§ Exercise goal
The answer should contain all of the records below, each one copied word for word.

=== Begin Enclosure ===

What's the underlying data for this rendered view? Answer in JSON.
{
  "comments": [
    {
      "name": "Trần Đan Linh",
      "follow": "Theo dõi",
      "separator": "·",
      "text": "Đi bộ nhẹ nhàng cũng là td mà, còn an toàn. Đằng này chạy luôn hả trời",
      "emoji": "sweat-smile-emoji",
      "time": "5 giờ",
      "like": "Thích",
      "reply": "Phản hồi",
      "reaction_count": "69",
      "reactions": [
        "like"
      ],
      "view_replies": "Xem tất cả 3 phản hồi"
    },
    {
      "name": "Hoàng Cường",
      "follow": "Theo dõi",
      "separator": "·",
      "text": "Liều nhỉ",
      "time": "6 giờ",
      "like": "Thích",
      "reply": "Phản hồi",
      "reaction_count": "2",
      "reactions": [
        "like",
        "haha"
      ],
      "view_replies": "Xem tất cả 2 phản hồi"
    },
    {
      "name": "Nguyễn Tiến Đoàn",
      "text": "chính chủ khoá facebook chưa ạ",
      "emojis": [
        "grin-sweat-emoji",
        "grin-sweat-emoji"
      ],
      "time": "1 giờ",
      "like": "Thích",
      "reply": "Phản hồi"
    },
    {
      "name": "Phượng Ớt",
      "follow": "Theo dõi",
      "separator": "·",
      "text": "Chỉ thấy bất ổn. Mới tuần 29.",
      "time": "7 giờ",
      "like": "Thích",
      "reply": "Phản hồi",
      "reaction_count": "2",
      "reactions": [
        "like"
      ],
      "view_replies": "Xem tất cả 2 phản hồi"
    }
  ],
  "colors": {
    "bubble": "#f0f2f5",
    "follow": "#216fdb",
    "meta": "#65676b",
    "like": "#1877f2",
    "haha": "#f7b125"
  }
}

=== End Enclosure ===

§ Response area
What's the underlying data for this rendered view? Answer in JSON.
{
  "comments": [
    {
      "name": "Trần Đan Linh",
      "follow": "Theo dõi",
      "separator": "·",
      "text": "Đi bộ nhẹ nhàng cũng là td mà, còn an toàn. Đằng này chạy luôn hả trời",
      "emoji": "sweat-smile-emoji",
      "time": "5 giờ",
      "like": "Thích",
      "reply": "Phản hồi",
      "reaction_count": "69",
      "reactions": [
        "like"
      ],
      "view_replies": "Xem tất cả 3 phản hồi"
    },
    {
      "name": "Hoàng Cường",
      "follow": "Theo dõi",
      "separator": "·",
      "text": "Liều nhỉ",
      "time": "6 giờ",
      "like": "Thích",
      "reply": "Phản hồi",
      "reaction_count": "2",
      "reactions": [
        "like",
        "haha"
      ],
      "view_replies": "Xem tất cả 2 phản hồi"
    },
    {
      "name": "Nguyễn Tiến Đoàn",
      "text": "chính chủ khoá facebook chưa ạ",
      "emojis": [
        "grin-sweat-emoji",
        "grin-sweat-emoji"
      ],
      "time": "1 giờ",
      "like": "Thích",
      "reply": "Phản hồi"
    },
    {
      "name": "Phượng Ớt",
      "follow": "Theo dõi",
      "separator": "·",
      "text": "Chỉ thấy bất ổn. Mới tuần 29.",
      "time": "7 giờ",
      "like": "Thích",
      "reply": "Phản hồi",
      "reaction_count": "2",
      "reactions": [
        "like"
      ],
      "view_replies": "Xem tất cả 2 phản hồi"
    }
  ],
  "colors": {
    "bubble": "#f0f2f5",
    "follow": "#216fdb",
    "meta": "#65676b",
    "like": "#1877f2",
    "haha": "#f7b125"
  }
}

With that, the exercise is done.